# How do you find the nodes you're looking for

When following tutorials, I often come across one of the Math nodes ("Greater than", "Power", "Modulo"...), which, unless you use the Compositor for several hours every day, I don't think you can know by heart.

Of course, I usually end up assuming that the nodes I'm looking for are inside the "Math" node - and usually that's exactly where they are.

I just came across a tutorial requesting this node:

Sure enough, I thought I'd find it in the Math node. Not there.

I searched again:

Still nothing.

I think it would be a great idea for the developers of Blender to show these words in search results even if the word is a part of the node (rather than the node's name itself), for example:

Math > Modulo

could show up in the search results, thus informing the user where the node they're looking for is and what it's hidden inside.

Does anyone know of a way to find where to find certain functions of a node when it doesn't show up in the search results (or when it's a sub-menu of a node)?

Ideally an offline way of doing this.

Going back to look for the Soft Light...

• Soft Light is under color -> mixRgb – user2816 Jun 15 '16 at 5:29
• You mean "Color > Mix"? – MicroMachine Jun 15 '16 at 5:41
• mine is named mixRgb , but yes. then you can change it to soft light. – user2816 Jun 15 '16 at 5:43
• Weird in 2.77 is says "Mix". Another idea would be that older node names show up in search results for a little while... :) Thanks root – MicroMachine Jun 15 '16 at 5:51
• @root 'MixRGB' is used for Cycles nodes, probably to distinguish it from the 'Mix Shader' node. 'Mix' is used in the compositor. – Ray Mairlot Jun 15 '16 at 10:26

I think it would be a great idea for the developers of Blender to show these words in search results even if the word is a part of the node (rather than the node's name itself).

You should suggest this to the developers, if enough people find it useful it will have a better chance to be implemented,there is a section in blender about small tasks so that new developers can pick a small task and try to code them to be implemented in blender , yours seem like a good task.

Does anyone know of a way to find where to find certain functions of a node when it doesn't show up in the search results

There aren't many nodes like that that have those kind of sub menus, if you use blender long enough and with practice you will know their location by heart.

to ask for a feature to be implemented in blender , see : Best Place to put Feature Requests?

• thanks!

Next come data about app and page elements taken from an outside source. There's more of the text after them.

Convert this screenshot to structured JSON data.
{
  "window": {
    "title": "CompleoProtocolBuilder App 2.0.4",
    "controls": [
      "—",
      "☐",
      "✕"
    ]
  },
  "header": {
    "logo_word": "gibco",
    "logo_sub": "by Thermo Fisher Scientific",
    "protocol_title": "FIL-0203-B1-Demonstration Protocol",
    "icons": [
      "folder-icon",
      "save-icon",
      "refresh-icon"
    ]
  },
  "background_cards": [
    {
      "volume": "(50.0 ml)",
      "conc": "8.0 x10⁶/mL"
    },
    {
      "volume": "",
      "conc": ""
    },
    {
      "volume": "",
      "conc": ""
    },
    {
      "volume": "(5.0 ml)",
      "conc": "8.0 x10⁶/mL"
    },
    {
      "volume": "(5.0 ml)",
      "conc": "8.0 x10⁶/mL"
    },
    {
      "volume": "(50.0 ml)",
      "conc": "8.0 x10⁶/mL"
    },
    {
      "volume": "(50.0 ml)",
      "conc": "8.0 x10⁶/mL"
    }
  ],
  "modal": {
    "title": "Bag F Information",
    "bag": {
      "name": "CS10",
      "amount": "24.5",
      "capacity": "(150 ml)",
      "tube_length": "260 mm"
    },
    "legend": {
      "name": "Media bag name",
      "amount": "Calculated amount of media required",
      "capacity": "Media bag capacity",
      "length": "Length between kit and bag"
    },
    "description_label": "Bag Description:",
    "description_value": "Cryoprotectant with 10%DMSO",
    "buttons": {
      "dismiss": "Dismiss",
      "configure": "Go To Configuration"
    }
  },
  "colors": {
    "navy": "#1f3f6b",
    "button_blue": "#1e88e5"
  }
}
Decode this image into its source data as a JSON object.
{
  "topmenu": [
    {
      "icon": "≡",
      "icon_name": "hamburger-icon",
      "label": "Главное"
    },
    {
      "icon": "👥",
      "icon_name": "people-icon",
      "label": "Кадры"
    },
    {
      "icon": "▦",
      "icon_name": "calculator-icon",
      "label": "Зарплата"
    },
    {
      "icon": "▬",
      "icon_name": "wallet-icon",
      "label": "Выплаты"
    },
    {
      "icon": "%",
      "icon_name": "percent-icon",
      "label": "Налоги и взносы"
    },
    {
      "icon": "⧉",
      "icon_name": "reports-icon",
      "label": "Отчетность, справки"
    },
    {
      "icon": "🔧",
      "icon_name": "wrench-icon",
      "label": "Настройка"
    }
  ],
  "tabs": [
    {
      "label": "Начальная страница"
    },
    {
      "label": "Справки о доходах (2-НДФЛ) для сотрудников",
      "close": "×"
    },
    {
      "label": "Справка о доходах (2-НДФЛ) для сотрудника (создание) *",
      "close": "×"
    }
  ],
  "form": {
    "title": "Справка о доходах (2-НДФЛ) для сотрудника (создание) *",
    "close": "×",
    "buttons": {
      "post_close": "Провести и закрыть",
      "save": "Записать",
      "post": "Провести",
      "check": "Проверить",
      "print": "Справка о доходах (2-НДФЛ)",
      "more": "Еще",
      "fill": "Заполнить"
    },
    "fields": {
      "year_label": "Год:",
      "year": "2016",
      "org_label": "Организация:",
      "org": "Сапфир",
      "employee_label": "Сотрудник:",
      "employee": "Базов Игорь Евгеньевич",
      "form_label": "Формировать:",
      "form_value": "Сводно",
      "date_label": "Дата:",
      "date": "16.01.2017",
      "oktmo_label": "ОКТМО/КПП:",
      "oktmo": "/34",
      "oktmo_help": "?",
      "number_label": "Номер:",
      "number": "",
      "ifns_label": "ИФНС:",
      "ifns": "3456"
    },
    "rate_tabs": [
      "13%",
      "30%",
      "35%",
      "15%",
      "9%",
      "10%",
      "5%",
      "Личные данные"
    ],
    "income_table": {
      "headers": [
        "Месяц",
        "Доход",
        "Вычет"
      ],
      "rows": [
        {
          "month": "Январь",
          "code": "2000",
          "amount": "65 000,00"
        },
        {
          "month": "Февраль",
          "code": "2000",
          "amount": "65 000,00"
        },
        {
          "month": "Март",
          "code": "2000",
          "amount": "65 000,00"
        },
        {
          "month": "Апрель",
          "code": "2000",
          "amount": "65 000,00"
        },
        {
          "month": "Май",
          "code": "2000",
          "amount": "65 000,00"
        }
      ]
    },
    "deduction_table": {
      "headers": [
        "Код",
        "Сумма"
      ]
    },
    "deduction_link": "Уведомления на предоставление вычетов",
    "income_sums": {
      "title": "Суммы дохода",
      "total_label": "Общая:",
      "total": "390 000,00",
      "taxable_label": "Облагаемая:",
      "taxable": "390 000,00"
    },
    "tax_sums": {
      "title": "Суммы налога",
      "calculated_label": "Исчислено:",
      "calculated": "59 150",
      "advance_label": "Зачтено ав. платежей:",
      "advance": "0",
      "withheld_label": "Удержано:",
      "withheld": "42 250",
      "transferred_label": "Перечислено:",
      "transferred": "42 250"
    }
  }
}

I created an account on developer.blender.org, but I can't understand how to create new tasks... do you know? @root – MicroMachine Jul 13 '16 at 21:38
• I don't think users create tasks but blender developers, for example see how this bug report was turned into a task – user2816 Jul 13 '16 at 21:52

One way to learn more about the active node is to use the python console and type one of the following commands:

# compositor nodes
bpy.context.scene.node_tree.nodes.active.bl_idname
# material nodes
bpy.context.active_object.active_material.node_tree.nodes.active.bl_idname
# texture nodes
bpy.context.active_object.active_material.active_texture.node_tree.nodes.active.bl_idname


Knowing the bl_idname helps you figure out which node type it lives in. Of course, if you already have the node in your tree, you can just duplicate it.

When figuring it out from a tutorial, you're rather more boned.

I hopped into my copy of the blender source and did a

\$ find . -name locale -prune -o -type f -print0 | xargs -0 grep -i "soft light" | less


and the results included

./intern/cycles/kernel/shaders/node_mix.osl:    if (type == "Soft Light")
./intern/cycles/render/nodes.cpp:       enm.insert("Soft Light", NODE_MIX_SOFT);


The first one is about OSL, but mentions "mix". The second one required me to read the source, but it showed up in a function called mix_type_init(). I checked the Color>MixRGB node and it has a Soft Light option.

Clearly, this is way more of a pain than a regular user can be expected to go through (how many have a clone of the git repo lying around and are either running unix or have cygwin?)

This might actually be an opportunity for an addon which has specific operators for each variant of the node types which (when the addon is enabled) make all those text strings show up in the spacebar menu. Of course, that addon's utility would be related to how often it is updated. If blender invents new node variants and the addon is not updated, that node variant is harder to find.